Specifying Glass,
Environment & Ecology

Green Building Codes

In the United States, green building strategies that can help reduce energy consumption are increasingly being introduced to traditional building codes. As a result, architects need to be mindful of the environmental impact of their designs.

For glass fabricators and window manufacturers, it is important to understand the two major building codes established in the U.S. that impact the glass industry: the International Energy Conservation Code® (IECC) and the American Society of Heating, Refrigeration & Air Conditioning code (ASHRAE). These codes are updated and adopted every three years to ensure design teams are employing energy efficient products in their projects.

Leading Code Organizations

The International Energy Conservation Code® (IECC) addresses energy efficiency on several fronts including cost, energy usage, use of natural resources and the impact of energy usage on the environment.

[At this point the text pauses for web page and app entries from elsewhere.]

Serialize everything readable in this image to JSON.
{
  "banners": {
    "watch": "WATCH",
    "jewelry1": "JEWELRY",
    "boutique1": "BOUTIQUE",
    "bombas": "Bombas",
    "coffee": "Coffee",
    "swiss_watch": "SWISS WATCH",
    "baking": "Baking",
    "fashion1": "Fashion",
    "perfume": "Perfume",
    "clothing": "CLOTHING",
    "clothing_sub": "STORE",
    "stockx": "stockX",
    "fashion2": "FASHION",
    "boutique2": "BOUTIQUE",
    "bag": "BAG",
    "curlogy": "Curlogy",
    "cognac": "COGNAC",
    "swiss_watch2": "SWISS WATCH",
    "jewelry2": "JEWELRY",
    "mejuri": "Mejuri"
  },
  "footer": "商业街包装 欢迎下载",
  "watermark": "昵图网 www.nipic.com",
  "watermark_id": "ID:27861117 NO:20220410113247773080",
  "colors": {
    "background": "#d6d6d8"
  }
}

It was most recently updated in 2021.

The American Society of Heating, Refrigeration & Air Conditioning (ASHRAE) is a member organization that advances the art and science of heating, ventilation, air conditioning, refrigeration and their allied fields with the vision of a healthy and sustainable built environment for all. In addition to its code, ASHRAE issues standardized maps of climate zones in North America and worldwide that help inform the necessary energy efficiency performance for various regions.

ASHRAE Map 2021


This climate zone map is provided by ASHRAE. Last update issued in 2021.

Code Adoption

States choose which version of each of these codes to adopt as the minimum requirements for construction in that state. Many projects choose to follow IECC, but frequently, projects pursuing specific green building certifications such as LEED® will choose to follow ASHRAE instead. Below is a timeline that combines code versions currently adopted by some states with approved model codes and codes in development from both IECC and ASHRAE:




Commercial code analysis map of adoption by state provided by the U.S. DOE Building Energy Codes Program (BECP). Last update issued 3/31/22. Please check the US DOE BECP website for the most up-to-date information.

For the most up-to-date information on codes, consult with the U.S. Department of Energy (DOE) or your local code authority. For specific information about window performance, consult with a window or curtainwall manufacturer or other qualified design professional.